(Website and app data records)
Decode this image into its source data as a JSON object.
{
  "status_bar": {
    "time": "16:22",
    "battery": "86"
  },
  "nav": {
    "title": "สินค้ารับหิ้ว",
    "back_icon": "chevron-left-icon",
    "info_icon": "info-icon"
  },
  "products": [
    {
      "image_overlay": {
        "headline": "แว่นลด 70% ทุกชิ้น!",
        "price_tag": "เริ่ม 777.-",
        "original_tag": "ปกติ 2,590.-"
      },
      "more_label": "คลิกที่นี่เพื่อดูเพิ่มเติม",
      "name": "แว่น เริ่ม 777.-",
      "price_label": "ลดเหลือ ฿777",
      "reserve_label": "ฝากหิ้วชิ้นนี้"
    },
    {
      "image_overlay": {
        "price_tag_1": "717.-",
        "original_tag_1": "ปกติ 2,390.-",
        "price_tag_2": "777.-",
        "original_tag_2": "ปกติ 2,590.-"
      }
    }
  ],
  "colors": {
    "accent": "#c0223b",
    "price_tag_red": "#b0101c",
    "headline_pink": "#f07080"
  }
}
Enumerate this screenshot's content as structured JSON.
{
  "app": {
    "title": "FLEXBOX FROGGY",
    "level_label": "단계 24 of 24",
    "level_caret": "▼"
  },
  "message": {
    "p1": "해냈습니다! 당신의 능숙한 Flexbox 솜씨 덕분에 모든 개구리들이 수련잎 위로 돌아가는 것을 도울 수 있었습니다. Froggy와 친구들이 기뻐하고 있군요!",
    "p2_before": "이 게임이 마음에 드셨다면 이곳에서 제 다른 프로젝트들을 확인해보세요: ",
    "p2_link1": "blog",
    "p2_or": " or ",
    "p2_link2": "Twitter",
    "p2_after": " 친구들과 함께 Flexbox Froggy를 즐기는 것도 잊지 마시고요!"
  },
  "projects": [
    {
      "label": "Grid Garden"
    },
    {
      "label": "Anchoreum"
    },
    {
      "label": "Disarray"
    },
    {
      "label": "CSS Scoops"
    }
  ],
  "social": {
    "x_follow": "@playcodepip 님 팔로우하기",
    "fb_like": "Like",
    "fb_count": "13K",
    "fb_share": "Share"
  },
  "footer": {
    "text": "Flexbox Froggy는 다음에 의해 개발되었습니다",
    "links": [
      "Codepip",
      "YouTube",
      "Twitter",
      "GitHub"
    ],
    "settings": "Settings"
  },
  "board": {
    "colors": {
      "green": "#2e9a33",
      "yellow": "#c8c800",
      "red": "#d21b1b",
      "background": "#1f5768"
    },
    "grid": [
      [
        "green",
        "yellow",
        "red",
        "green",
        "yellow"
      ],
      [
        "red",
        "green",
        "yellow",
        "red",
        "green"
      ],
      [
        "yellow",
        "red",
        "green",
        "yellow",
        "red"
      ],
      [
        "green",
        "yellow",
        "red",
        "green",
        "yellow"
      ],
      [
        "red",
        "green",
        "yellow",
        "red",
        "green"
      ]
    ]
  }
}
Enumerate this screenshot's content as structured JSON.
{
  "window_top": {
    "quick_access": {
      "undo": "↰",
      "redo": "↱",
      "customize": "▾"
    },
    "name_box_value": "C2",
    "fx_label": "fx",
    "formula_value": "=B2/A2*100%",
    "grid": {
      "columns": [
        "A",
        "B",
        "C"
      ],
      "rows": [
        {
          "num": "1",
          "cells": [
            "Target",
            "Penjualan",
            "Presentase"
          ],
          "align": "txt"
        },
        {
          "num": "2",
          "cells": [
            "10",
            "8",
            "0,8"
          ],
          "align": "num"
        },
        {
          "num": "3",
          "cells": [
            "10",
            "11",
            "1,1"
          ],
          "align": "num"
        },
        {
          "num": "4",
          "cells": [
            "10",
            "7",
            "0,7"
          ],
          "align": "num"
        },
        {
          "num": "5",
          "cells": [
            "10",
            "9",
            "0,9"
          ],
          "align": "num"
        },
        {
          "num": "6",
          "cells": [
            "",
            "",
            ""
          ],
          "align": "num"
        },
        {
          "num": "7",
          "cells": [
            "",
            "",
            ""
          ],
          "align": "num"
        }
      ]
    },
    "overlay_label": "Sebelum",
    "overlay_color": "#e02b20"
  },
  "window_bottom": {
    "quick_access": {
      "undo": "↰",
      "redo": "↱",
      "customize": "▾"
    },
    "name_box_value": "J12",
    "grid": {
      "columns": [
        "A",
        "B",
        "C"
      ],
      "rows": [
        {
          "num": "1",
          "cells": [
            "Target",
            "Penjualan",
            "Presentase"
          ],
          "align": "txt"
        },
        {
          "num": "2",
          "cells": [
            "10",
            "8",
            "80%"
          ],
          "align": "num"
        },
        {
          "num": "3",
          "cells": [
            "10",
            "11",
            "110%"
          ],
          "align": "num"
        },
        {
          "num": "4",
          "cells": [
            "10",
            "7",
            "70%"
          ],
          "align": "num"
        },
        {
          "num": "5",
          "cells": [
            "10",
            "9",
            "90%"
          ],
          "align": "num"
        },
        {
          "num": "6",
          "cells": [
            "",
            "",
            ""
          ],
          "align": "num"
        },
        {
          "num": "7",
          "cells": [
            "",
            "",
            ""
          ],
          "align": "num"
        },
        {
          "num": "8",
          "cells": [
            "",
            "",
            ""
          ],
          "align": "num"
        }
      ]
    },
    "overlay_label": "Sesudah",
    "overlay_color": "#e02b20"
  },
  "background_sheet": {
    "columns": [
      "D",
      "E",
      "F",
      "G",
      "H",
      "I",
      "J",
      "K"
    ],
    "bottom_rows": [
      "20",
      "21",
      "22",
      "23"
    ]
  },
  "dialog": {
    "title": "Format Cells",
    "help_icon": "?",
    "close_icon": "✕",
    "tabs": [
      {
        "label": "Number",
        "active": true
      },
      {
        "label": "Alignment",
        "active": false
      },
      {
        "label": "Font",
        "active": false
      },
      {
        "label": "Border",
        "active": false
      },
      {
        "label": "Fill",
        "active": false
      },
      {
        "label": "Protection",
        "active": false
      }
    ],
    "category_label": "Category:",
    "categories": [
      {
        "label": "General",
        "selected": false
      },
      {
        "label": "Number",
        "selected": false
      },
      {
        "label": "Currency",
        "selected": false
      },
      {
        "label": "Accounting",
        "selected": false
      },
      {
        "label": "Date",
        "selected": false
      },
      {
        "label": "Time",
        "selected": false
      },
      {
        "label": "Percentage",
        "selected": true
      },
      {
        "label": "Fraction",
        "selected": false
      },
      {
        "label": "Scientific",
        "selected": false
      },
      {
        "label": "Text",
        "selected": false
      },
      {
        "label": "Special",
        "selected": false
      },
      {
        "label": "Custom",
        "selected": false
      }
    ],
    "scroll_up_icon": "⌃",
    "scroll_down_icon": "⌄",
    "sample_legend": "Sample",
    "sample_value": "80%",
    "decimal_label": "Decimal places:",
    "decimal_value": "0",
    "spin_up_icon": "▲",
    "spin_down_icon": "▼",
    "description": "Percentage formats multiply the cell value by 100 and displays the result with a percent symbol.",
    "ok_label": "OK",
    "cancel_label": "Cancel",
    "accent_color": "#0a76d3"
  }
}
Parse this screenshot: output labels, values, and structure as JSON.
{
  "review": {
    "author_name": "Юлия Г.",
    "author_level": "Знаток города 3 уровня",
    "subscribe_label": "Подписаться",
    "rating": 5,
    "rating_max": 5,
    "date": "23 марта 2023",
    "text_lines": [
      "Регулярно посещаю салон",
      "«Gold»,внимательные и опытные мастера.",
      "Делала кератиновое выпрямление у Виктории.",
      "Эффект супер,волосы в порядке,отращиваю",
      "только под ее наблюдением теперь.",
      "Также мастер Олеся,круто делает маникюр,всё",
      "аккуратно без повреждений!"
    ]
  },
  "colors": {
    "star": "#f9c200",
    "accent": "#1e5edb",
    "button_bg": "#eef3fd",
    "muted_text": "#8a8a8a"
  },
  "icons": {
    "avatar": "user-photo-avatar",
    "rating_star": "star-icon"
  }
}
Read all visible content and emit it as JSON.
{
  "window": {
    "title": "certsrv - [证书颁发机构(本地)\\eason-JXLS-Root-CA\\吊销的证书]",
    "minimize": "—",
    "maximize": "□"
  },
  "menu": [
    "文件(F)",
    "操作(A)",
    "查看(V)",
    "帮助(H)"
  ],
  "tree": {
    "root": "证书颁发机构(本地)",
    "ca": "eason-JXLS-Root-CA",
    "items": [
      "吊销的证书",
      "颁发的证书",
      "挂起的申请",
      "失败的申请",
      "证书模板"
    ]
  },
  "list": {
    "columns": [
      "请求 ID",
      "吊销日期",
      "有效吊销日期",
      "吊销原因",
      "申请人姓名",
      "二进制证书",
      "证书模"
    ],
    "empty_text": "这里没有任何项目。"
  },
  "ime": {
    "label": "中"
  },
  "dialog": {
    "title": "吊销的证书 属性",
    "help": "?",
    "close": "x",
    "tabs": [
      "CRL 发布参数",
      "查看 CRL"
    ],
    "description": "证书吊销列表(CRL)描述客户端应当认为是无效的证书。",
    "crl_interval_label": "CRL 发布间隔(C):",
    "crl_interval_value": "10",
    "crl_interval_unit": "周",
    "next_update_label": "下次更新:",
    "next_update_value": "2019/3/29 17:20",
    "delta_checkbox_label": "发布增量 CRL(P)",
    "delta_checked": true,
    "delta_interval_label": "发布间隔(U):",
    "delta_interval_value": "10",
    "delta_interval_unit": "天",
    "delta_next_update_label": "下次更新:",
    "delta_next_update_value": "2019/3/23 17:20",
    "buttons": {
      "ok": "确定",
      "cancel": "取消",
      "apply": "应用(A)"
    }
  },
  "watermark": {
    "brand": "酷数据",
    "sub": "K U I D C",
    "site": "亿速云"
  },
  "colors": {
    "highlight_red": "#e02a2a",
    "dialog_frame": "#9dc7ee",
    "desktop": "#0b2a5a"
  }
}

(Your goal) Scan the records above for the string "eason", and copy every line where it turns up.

(Solution for this task)
    "title": "certsrv - [证书颁发机构(本地)\\eason-JXLS-Root-CA\\吊销的证书]",
    "ca": "eason-JXLS-Root-CA",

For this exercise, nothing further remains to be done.